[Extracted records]
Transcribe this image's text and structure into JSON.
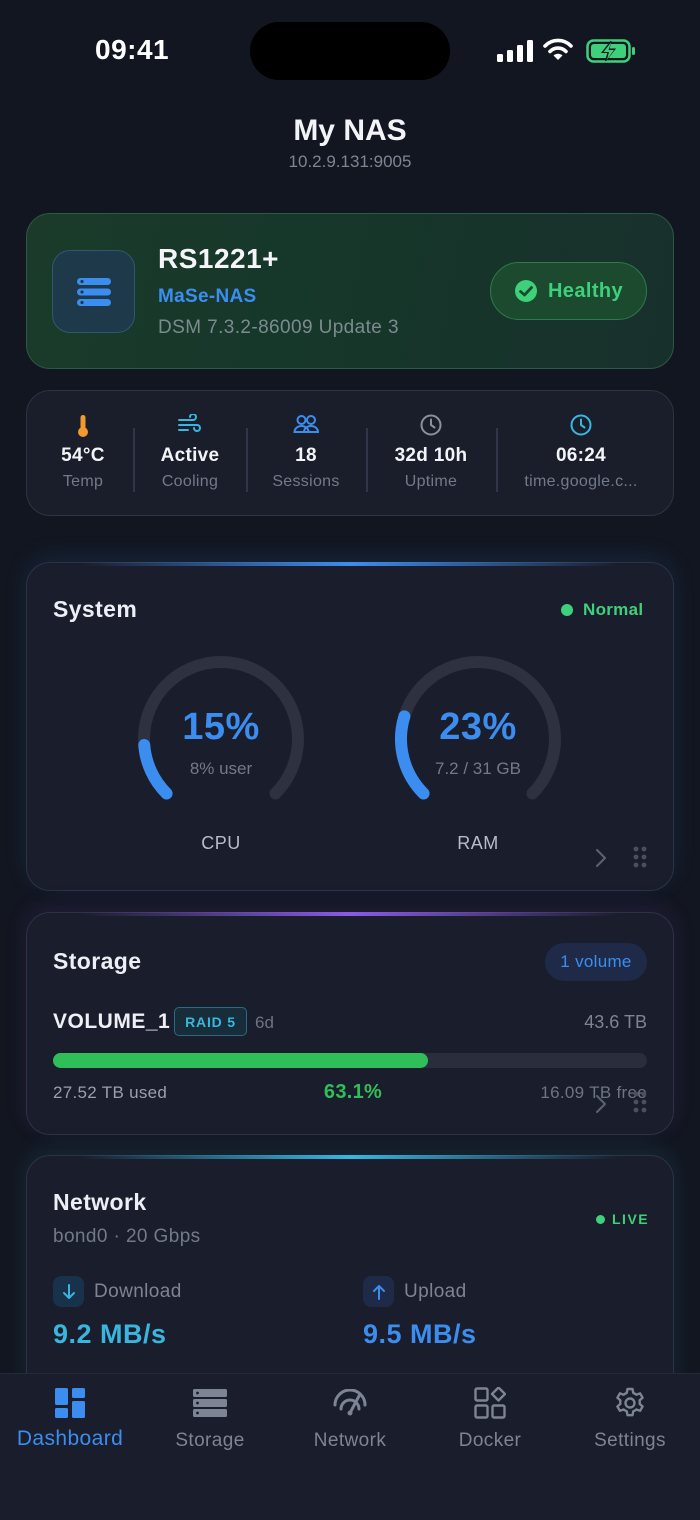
{
  "status_bar": {
    "time": "09:41"
  },
  "header": {
    "title": "My NAS",
    "address": "10.2.9.131:9005"
  },
  "device": {
    "model": "RS1221+",
    "hostname": "MaSe-NAS",
    "dsm_version": "DSM 7.3.2-86009 Update 3",
    "health_label": "Healthy",
    "icon": "server-icon"
  },
  "stats": [
    {
      "icon": "thermometer-icon",
      "value": "54°C",
      "label": "Temp",
      "color": "#f29a2e"
    },
    {
      "icon": "wind-icon",
      "value": "Active",
      "label": "Cooling",
      "color": "#38b6e0"
    },
    {
      "icon": "users-icon",
      "value": "18",
      "label": "Sessions",
      "color": "#3b8ef0"
    },
    {
      "icon": "clock-icon",
      "value": "32d 10h",
      "label": "Uptime",
      "color": "#8a909c"
    },
    {
      "icon": "clock-icon",
      "value": "06:24",
      "label": "time.google.c...",
      "color": "#38b6e0"
    }
  ],
  "system": {
    "title": "System",
    "status": "Normal",
    "cpu": {
      "percent": 15,
      "value": "15%",
      "sub": "8% user",
      "label": "CPU"
    },
    "ram": {
      "percent": 23,
      "value": "23%",
      "sub": "7.2 / 31 GB",
      "label": "RAM"
    }
  },
  "storage": {
    "title": "Storage",
    "volume_count": "1 volume",
    "volume": {
      "name": "VOLUME_1",
      "raid": "RAID 5",
      "age": "6d",
      "total": "43.6 TB",
      "used": "27.52 TB used",
      "percent_label": "63.1%",
      "percent": 63.1,
      "free": "16.09 TB free"
    }
  },
  "network": {
    "title": "Network",
    "interface": "bond0",
    "speed": "20 Gbps",
    "live_label": "LIVE",
    "download_label": "Download",
    "download_rate": "9.2 MB/s",
    "upload_label": "Upload",
    "upload_rate": "9.5 MB/s"
  },
  "tabs": [
    {
      "label": "Dashboard",
      "icon": "dashboard-icon",
      "active": true
    },
    {
      "label": "Storage",
      "icon": "storage-icon",
      "active": false
    },
    {
      "label": "Network",
      "icon": "network-icon",
      "active": false
    },
    {
      "label": "Docker",
      "icon": "docker-icon",
      "active": false
    },
    {
      "label": "Settings",
      "icon": "gear-icon",
      "active": false
    }
  ],
  "colors": {
    "accent": "#3b8ef0",
    "success": "#3ed07a",
    "cyan": "#38b6e0",
    "background": "#121620",
    "card": "#1a1d2b"
  }
}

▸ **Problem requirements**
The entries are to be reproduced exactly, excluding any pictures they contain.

▸ **Exercise output**
Transcribe this image's text and structure into JSON.
{
  "status_bar": {
    "time": "09:41"
  },
  "header": {
    "title": "My NAS",
    "address": "10.2.9.131:9005"
  },
  "device": {
    "model": "RS1221+",
    "hostname": "MaSe-NAS",
    "dsm_version": "DSM 7.3.2-86009 Update 3",
    "health_label": "Healthy",
    "icon": "server-icon"
  },
  "stats": [
    {
      "icon": "thermometer-icon",
      "value": "54°C",
      "label": "Temp",
      "color": "#f29a2e"
    },
    {
      "icon": "wind-icon",
      "value": "Active",
      "label": "Cooling",
      "color": "#38b6e0"
    },
    {
      "icon": "users-icon",
      "value": "18",
      "label": "Sessions",
      "color": "#3b8ef0"
    },
    {
      "icon": "clock-icon",
      "value": "32d 10h",
      "label": "Uptime",
      "color": "#8a909c"
    },
    {
      "icon": "clock-icon",
      "value": "06:24",
      "label": "time.google.c...",
      "color": "#38b6e0"
    }
  ],
  "system": {
    "title": "System",
    "status": "Normal",
    "cpu": {
      "percent": 15,
      "value": "15%",
      "sub": "8% user",
      "label": "CPU"
    },
    "ram": {
      "percent": 23,
      "value": "23%",
      "sub": "7.2 / 31 GB",
      "label": "RAM"
    }
  },
  "storage": {
    "title": "Storage",
    "volume_count": "1 volume",
    "volume": {
      "name": "VOLUME_1",
      "raid": "RAID 5",
      "age": "6d",
      "total": "43.6 TB",
      "used": "27.52 TB used",
      "percent_label": "63.1%",
      "percent": 63.1,
      "free": "16.09 TB free"
    }
  },
  "network": {
    "title": "Network",
    "interface": "bond0",
    "speed": "20 Gbps",
    "live_label": "LIVE",
    "download_label": "Download",
    "download_rate": "9.2 MB/s",
    "upload_label": "Upload",
    "upload_rate": "9.5 MB/s"
  },
  "tabs": [
    {
      "label": "Dashboard",
      "icon": "dashboard-icon",
      "active": true
    },
    {
      "label": "Storage",
      "icon": "storage-icon",
      "active": false
    },
    {
      "label": "Network",
      "icon": "network-icon",
      "active": false
    },
    {
      "label": "Docker",
      "icon": "docker-icon",
      "active": false
    },
    {
      "label": "Settings",
      "icon": "gear-icon",
      "active": false
    }
  ],
  "colors": {
    "accent": "#3b8ef0",
    "success": "#3ed07a",
    "cyan": "#38b6e0",
    "background": "#121620",
    "card": "#1a1d2b"
  }
}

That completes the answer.